1. You don’t eat enough. Don’t get sucked into the “magic number” mumbo jumbo and decide that to lose weight, you have to eat 1200 calories per day. Less calories eaten does not equal more pounds lost. This study done in California that the metabolisms of their obese subjects, when eating only 500 calories per day, decreased by 13% in only two weeks. And amazingly, exercise restored their resting metabolic rate back to their normal amount! Take home message: If a person eating only 500 calories per day exercises, and their metabolism increases by 13%, imagine the increase you will observe when you are exercising and eating enough calories to fuel your body! Use this formula to calculate how many calories you need per day. I’m willing to bet that you will be surprised by the result!
2. You don’t motivate yourself correctly. Yes, this is possible. There are two types of motivation: intrinsic (doing something because you enjoy it), and extrinsic motivation (motivation to do something because of an external source like a physical reward). A study published in the Journal of Sports Sciences found that self-determination (intrinsic motivation) was more predictive of adaptive exercise behaviours (sticking to your program), external regulation was found to be predictive of maladaptive behaviours (falling into old habits). Take home message: find exercise that you enjoy and that makes you feel good, and do it! Think about how good it makes you feel, and remember that, not what you want to look like. You do not have to exercise the same way that everyone else does if you do not enjoy it.
3. You judge your progress by the scale or the mirror. Wayne C. Miller said it perfectly in his article in The Journal of Social Issues: “Unequivocal acceptance of the notion that thinness equals health and fitness has been the only health intervention strategy available for many large men and women….. Any intervention strategy for the obese should be one that promotes the development of a healthy lifestyle. The outcome parameters used to evaluate the success of such an intervention should be specific to disease risk and symptomatologies and not limited to medically ambiguous variables like body weight or body composition.” In other words, you do not have to be thin to be healthy. Take home message: do not compare yourself to others, believe that your size is indicative of your health, or put yourself down because you do not look like an oxygen magazine cover model. Try tracking your weight lifted for each exercise, and see how your workouts change throughout the month, or testing your 1 mile time every couple of weeks. This kind of progress is much more indicative of the positive changes that your body is making!

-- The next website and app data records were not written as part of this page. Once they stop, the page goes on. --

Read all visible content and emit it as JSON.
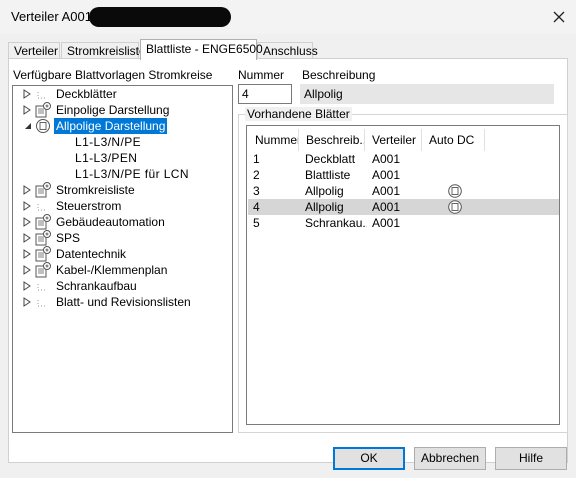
{
  "window": {
    "title": "Verteiler A001,"
  },
  "tabs": [
    {
      "label": "Verteiler"
    },
    {
      "label": "Stromkreisliste"
    },
    {
      "label": "Blattliste - ENGE6500"
    },
    {
      "label": "Anschluss"
    }
  ],
  "tree": {
    "heading": "Verfügbare Blattvorlagen Stromkreise",
    "items": [
      {
        "label": "Deckblätter",
        "icon": "dots-icon"
      },
      {
        "label": "Einpolige Darstellung",
        "icon": "sheet-stack-icon"
      },
      {
        "label": "Allpolige Darstellung",
        "icon": "sheet-template-icon",
        "selected": true,
        "expanded": true,
        "children": [
          {
            "label": "L1-L3/N/PE"
          },
          {
            "label": "L1-L3/PEN"
          },
          {
            "label": "L1-L3/N/PE für LCN"
          }
        ]
      },
      {
        "label": "Stromkreisliste",
        "icon": "sheet-stack-icon"
      },
      {
        "label": "Steuerstrom",
        "icon": "dots-icon"
      },
      {
        "label": "Gebäudeautomation",
        "icon": "sheet-stack-icon"
      },
      {
        "label": "SPS",
        "icon": "sheet-stack-icon"
      },
      {
        "label": "Datentechnik",
        "icon": "sheet-stack-icon"
      },
      {
        "label": "Kabel-/Klemmenplan",
        "icon": "sheet-stack-icon"
      },
      {
        "label": "Schrankaufbau",
        "icon": "dots-icon"
      },
      {
        "label": "Blatt- und Revisionslisten",
        "icon": "dots-icon"
      }
    ]
  },
  "form": {
    "nummer_label": "Nummer",
    "nummer_value": "4",
    "beschreibung_label": "Beschreibung",
    "beschreibung_value": "Allpolig"
  },
  "sheets": {
    "group_label": "Vorhandene Blätter",
    "columns": [
      "Nummer",
      "Beschreib...",
      "Verteiler",
      "Auto DC"
    ],
    "rows": [
      {
        "nummer": "1",
        "beschreibung": "Deckblatt",
        "verteiler": "A001",
        "auto_dc": false
      },
      {
        "nummer": "2",
        "beschreibung": "Blattliste",
        "verteiler": "A001",
        "auto_dc": false
      },
      {
        "nummer": "3",
        "beschreibung": "Allpolig",
        "verteiler": "A001",
        "auto_dc": true
      },
      {
        "nummer": "4",
        "beschreibung": "Allpolig",
        "verteiler": "A001",
        "auto_dc": true,
        "selected": true
      },
      {
        "nummer": "5",
        "beschreibung": "Schrankau...",
        "verteiler": "A001",
        "auto_dc": false
      }
    ]
  },
  "buttons": {
    "ok": "OK",
    "cancel": "Abbrechen",
    "help": "Hilfe"
  },
  "colors": {
    "selection": "#0078d7",
    "row_selection": "#d6d6d6",
    "dialog_bg": "#f0f0f0"
  }
}
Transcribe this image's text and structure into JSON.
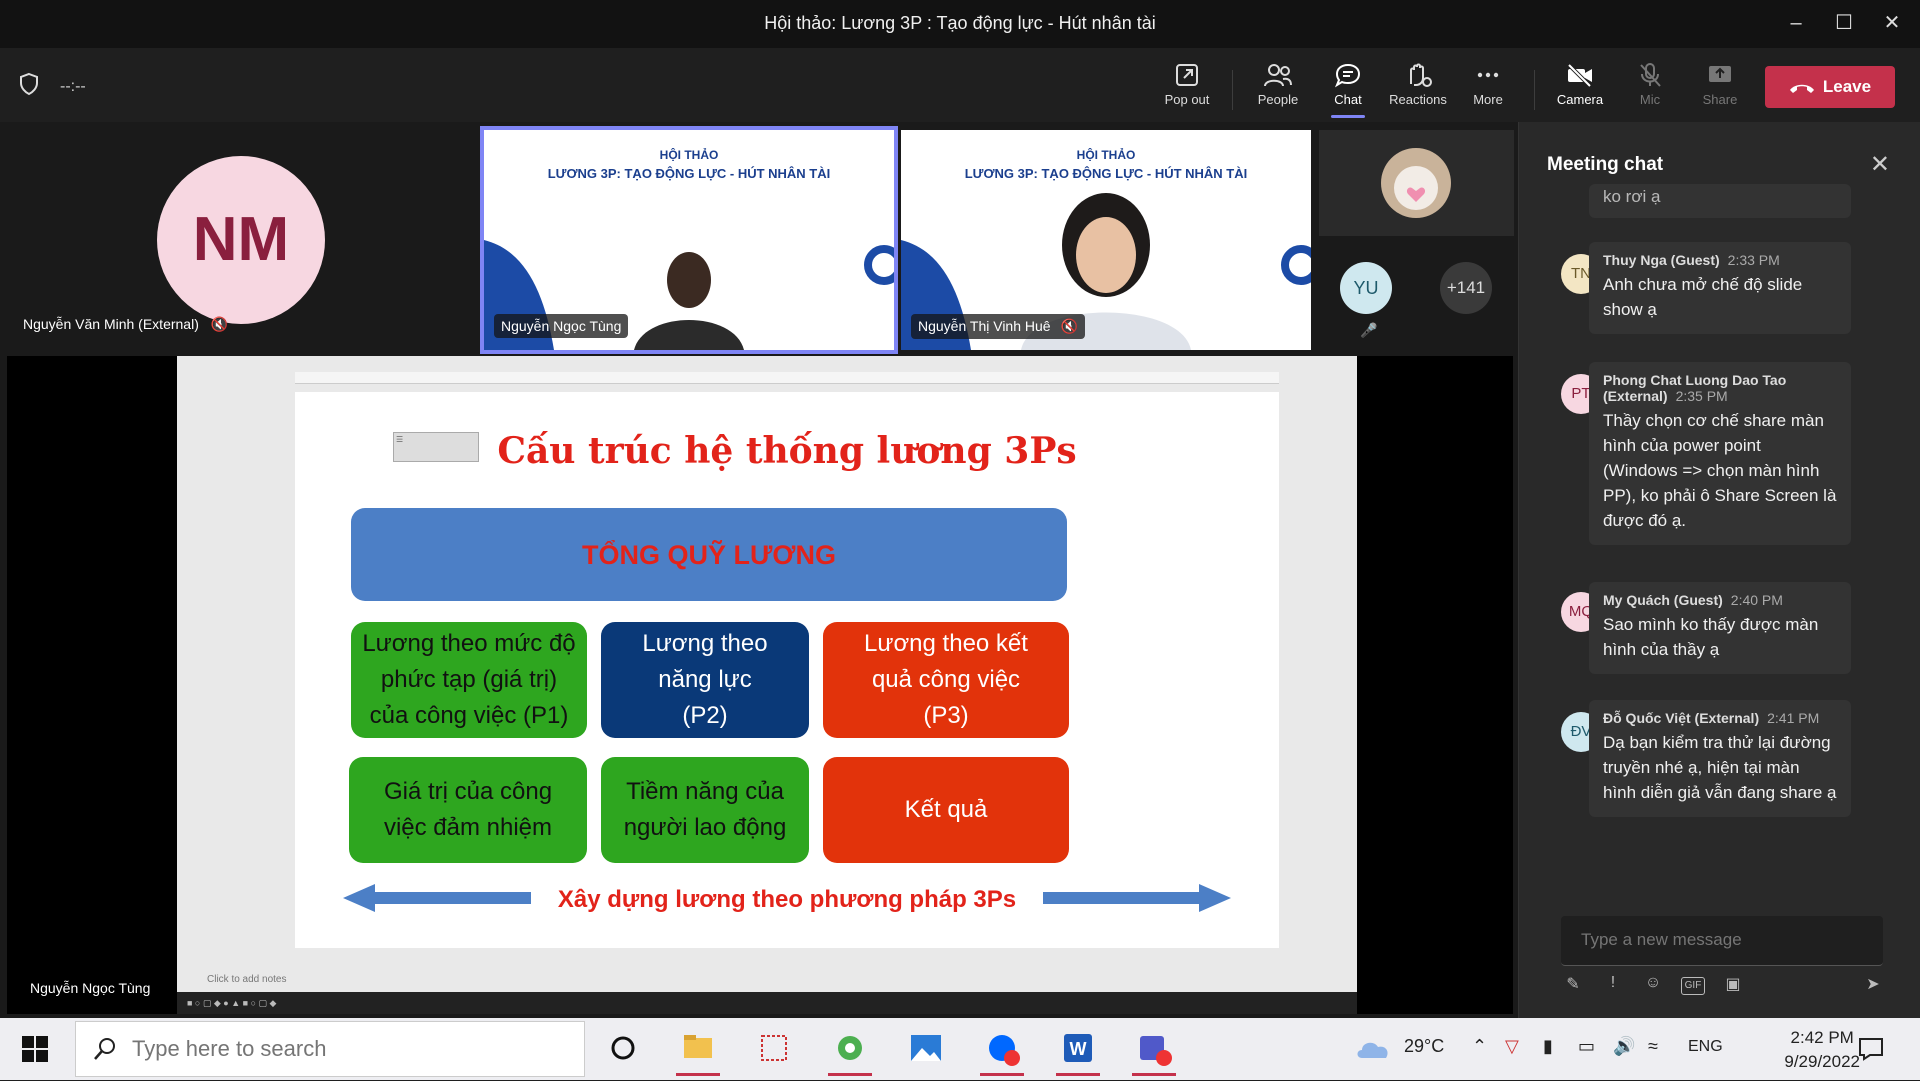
{
  "window": {
    "title": "Hội thảo: Lương 3P : Tạo động lực - Hút nhân tài"
  },
  "toolbar": {
    "timer": "--:--",
    "pop_out": "Pop out",
    "people": "People",
    "chat": "Chat",
    "reactions": "Reactions",
    "more": "More",
    "camera": "Camera",
    "mic": "Mic",
    "share": "Share",
    "leave": "Leave"
  },
  "participants": {
    "tile1": {
      "initials": "NM",
      "name": "Nguyễn Văn Minh (External)"
    },
    "tile2": {
      "name": "Nguyễn Ngọc Tùng",
      "slide_l1": "HỘI THẢO",
      "slide_l2": "LƯƠNG 3P: TẠO ĐỘNG LỰC - HÚT NHÂN TÀI"
    },
    "tile3": {
      "name": "Nguyễn Thị Vinh Huê",
      "slide_l1": "HỘI THẢO",
      "slide_l2": "LƯƠNG 3P: TẠO ĐỘNG LỰC - HÚT NHÂN TÀI"
    },
    "yu": "YU",
    "overflow": "+141"
  },
  "shared": {
    "presenter": "Nguyễn Ngọc Tùng",
    "title": "Cấu trúc hệ thống lương 3Ps",
    "top_box": "TỔNG QUỸ LƯƠNG",
    "p1": "Lương theo mức độ phức tạp (giá trị) của công việc (P1)",
    "p2": "Lương theo năng lực (P2)",
    "p3": "Lương theo kết quả công việc (P3)",
    "r1": "Giá trị của công việc đảm nhiệm",
    "r2": "Tiềm năng của người lao động",
    "r3": "Kết quả",
    "footer": "Xây dựng lương theo phương pháp 3Ps",
    "notes": "Click to add notes"
  },
  "chat": {
    "header": "Meeting chat",
    "partial": "ko rơi ạ",
    "messages": [
      {
        "initials": "TN",
        "author": "Thuy Nga (Guest)",
        "time": "2:33 PM",
        "text": "Anh chưa mở chế độ slide show ạ",
        "color": "#f3e6c4",
        "fg": "#6b5a2a"
      },
      {
        "initials": "PT",
        "author": "Phong Chat Luong Dao Tao (External)",
        "time": "2:35 PM",
        "text": "Thầy chọn cơ chế share màn hình của power point (Windows => chọn màn hình PP), ko phải ô Share Screen là được đó ạ.",
        "color": "#f7d7e1",
        "fg": "#8a1f3e"
      },
      {
        "initials": "MQ",
        "author": "My Quách (Guest)",
        "time": "2:40 PM",
        "text": "Sao mình ko thấy được màn hình của thầy ạ",
        "color": "#f7d7e1",
        "fg": "#8a1f3e"
      },
      {
        "initials": "ĐV",
        "author": "Đỗ Quốc Việt (External)",
        "time": "2:41 PM",
        "text": "Dạ bạn kiểm tra thử lại đường truyền nhé ạ, hiện tại màn hình diễn giả vẫn đang share ạ",
        "color": "#cfe8ef",
        "fg": "#1e5a6b"
      }
    ],
    "placeholder": "Type a new message"
  },
  "taskbar": {
    "search_placeholder": "Type here to search",
    "weather": "29°C",
    "lang": "ENG",
    "time": "2:42 PM",
    "date": "9/29/2022"
  }
}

4. Thinking of exercise and healthy eating as a temporary fix. Deciding to lose weight, to get more fit, to eat healthy, or to exercise more, should be a long-term step-by-step process that is incorporated into your life, not adopted half-heartedly to see results and then return to your older ways, only to have to go through the cycle again in a matter of months or years. Take home message: You do not have to exercise 5 days per week, eat clean 100% of the time, and be perfect at your “fit life” right away. Instead, make small changes every day, like drinking more water on Monday, and eating more vegetables on Tuesday, and spending 10 more minutes in the gym on Wednesday.